THUMBS UP to the Wall Street Journal’s Editorial Features Editor Max Boot for his astute December 14, 1998 column shedding light on the differences between the Israel-Jordan relationship and the Israel-Palestinian Authority one. With unusual directness Boot describes Arafat’s “thuggish” conduct toward Israel, the orchestrated rioting that erupts as a tool of PA policy and the refusal of the PA to root out the infrastructure of Hamas.
He also describes a telling meeting in which reporters queried Arafat about an official Palestinian document posted on the Internet that calls for the “eradication of Zionist … existence.” The PA leader denounced the document, saying it was written by an “idiot” aide to Israeli Prime Minister Netanyahu. He then added, “menacingly, eyes bulging, finger wagging” that the reporters should “be careful, you are speaking to Arafat.”
Although Boot notes that Jordan’s record in combatting Hamas is not spotless, he reports that Israeli officials are far more positive about the kingdom’s efforts than the PA’s. On the Syrian front, the Jordanians claim to have intercepted more than 700 infiltration attempts since 1990 by weapons smugglers seeking to reach Israel and the West Bank.
Boot also points to a promising Jordan-Israel joint venture that receives virtually no media attention. At a “Qualifying Industrial Zone” near the Jordanian city of Irbid Jordanian and Israeli companies produce goods that are shipped duty-free to the United States.

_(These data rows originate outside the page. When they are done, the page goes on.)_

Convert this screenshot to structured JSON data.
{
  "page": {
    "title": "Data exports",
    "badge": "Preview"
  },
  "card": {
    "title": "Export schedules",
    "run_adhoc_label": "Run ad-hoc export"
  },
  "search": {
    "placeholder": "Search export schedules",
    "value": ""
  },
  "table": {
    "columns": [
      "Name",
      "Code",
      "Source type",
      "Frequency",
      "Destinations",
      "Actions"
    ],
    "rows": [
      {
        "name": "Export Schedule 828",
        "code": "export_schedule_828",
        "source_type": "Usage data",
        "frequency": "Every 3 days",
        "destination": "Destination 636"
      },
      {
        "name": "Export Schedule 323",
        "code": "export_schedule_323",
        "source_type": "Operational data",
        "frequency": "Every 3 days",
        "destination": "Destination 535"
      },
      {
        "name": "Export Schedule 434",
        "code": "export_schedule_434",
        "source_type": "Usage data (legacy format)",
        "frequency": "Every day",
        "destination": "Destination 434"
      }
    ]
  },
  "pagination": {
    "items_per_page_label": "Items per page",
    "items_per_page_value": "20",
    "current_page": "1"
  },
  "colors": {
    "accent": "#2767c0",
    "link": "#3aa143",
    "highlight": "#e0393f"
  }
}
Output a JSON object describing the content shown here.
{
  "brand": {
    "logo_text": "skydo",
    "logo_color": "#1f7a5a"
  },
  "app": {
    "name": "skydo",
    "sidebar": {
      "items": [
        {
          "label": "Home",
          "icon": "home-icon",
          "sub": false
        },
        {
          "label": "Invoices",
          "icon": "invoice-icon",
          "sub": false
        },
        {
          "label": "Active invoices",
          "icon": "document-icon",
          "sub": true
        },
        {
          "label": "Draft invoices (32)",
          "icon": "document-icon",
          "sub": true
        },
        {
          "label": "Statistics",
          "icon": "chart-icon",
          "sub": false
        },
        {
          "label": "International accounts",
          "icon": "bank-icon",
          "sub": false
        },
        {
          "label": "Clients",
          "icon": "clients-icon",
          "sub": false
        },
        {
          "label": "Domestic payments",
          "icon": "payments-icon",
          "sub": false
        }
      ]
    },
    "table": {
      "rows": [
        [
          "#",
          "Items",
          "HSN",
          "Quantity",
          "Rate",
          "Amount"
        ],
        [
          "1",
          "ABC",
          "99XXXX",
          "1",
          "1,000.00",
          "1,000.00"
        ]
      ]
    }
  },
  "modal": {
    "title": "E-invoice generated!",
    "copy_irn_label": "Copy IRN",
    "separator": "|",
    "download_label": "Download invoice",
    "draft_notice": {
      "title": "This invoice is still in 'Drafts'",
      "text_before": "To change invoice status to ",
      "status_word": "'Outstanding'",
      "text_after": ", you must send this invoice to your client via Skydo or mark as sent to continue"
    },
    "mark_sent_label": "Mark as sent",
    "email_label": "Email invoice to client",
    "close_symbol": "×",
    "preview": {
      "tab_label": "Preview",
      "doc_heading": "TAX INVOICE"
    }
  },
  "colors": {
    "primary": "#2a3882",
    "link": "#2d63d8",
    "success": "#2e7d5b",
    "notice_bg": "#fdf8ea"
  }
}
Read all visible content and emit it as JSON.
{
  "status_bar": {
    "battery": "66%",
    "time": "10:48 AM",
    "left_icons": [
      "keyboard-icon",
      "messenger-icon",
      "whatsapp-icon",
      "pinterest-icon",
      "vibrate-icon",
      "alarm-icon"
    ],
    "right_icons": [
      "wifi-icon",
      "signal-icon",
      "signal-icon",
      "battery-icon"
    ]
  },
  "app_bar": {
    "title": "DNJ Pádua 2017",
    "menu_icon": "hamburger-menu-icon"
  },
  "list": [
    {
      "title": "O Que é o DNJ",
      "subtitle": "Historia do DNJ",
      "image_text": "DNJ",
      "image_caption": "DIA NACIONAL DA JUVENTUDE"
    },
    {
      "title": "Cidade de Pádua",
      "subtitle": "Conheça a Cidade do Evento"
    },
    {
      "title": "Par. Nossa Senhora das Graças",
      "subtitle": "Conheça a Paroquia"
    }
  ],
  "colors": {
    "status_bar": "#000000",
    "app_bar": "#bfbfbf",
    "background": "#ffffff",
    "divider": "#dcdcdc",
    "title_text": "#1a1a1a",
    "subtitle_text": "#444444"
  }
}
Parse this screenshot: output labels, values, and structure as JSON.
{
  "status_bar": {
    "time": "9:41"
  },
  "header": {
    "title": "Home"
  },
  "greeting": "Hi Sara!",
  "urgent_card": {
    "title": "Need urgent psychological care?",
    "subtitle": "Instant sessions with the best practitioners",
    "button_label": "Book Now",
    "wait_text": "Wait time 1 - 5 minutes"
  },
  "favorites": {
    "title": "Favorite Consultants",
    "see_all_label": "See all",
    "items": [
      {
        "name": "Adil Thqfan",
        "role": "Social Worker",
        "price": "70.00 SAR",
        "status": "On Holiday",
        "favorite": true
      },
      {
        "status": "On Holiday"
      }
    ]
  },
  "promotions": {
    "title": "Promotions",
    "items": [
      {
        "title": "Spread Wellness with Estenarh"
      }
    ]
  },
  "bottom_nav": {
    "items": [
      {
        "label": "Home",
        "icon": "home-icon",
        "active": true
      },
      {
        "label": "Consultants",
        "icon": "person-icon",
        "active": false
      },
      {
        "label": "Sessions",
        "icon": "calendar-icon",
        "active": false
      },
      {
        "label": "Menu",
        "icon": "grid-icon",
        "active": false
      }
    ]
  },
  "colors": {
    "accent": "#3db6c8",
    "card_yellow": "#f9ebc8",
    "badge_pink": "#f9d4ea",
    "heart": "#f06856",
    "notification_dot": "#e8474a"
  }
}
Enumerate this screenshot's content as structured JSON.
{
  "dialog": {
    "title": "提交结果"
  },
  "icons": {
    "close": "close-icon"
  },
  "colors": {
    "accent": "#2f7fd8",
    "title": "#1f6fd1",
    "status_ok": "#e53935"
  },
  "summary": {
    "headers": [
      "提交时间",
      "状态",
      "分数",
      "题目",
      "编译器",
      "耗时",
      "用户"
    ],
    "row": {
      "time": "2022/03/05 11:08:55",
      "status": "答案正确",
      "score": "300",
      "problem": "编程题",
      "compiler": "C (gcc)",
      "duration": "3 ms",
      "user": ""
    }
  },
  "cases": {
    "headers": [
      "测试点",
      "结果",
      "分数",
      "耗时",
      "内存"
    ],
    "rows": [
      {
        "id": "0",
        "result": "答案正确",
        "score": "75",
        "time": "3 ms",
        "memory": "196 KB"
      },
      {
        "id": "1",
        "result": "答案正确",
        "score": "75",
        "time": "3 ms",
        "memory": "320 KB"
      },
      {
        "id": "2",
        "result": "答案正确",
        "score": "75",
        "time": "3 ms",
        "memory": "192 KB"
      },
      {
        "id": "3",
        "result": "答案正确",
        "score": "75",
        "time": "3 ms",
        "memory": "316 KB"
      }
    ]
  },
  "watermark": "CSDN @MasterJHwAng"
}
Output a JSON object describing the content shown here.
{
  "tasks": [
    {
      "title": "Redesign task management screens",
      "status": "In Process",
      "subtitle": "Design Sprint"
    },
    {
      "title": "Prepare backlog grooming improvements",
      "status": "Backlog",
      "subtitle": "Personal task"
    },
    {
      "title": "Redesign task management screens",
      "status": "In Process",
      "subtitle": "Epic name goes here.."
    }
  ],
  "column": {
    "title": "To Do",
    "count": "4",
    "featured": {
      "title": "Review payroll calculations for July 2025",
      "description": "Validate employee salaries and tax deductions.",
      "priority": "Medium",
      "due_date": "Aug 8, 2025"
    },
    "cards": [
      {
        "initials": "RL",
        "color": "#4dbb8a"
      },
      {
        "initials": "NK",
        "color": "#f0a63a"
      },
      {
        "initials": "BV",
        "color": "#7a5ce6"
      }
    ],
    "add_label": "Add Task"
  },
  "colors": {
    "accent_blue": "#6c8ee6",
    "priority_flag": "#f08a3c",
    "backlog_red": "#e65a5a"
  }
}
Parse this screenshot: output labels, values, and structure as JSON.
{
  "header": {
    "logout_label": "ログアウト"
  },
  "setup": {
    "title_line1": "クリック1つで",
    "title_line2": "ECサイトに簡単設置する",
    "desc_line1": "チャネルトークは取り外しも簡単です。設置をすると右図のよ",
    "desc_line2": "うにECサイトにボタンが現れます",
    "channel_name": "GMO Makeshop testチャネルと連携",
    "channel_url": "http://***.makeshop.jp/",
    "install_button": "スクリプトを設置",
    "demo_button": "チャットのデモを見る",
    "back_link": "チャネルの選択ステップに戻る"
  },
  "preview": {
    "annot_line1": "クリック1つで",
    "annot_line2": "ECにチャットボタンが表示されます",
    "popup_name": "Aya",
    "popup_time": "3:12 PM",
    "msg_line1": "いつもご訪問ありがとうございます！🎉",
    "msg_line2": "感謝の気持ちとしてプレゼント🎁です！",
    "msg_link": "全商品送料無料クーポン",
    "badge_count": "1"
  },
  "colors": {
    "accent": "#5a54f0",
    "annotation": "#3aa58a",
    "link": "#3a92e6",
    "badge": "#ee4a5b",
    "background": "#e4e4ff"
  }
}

The writer observes that “in the strategic calculus of the Middle East, Jordan is a small but valuable counterweight to missile-toting bullies like Syria, Iraq and Iran. Along with Israel and Turkey, Jordan is part of a de facto pro-Western alliance.”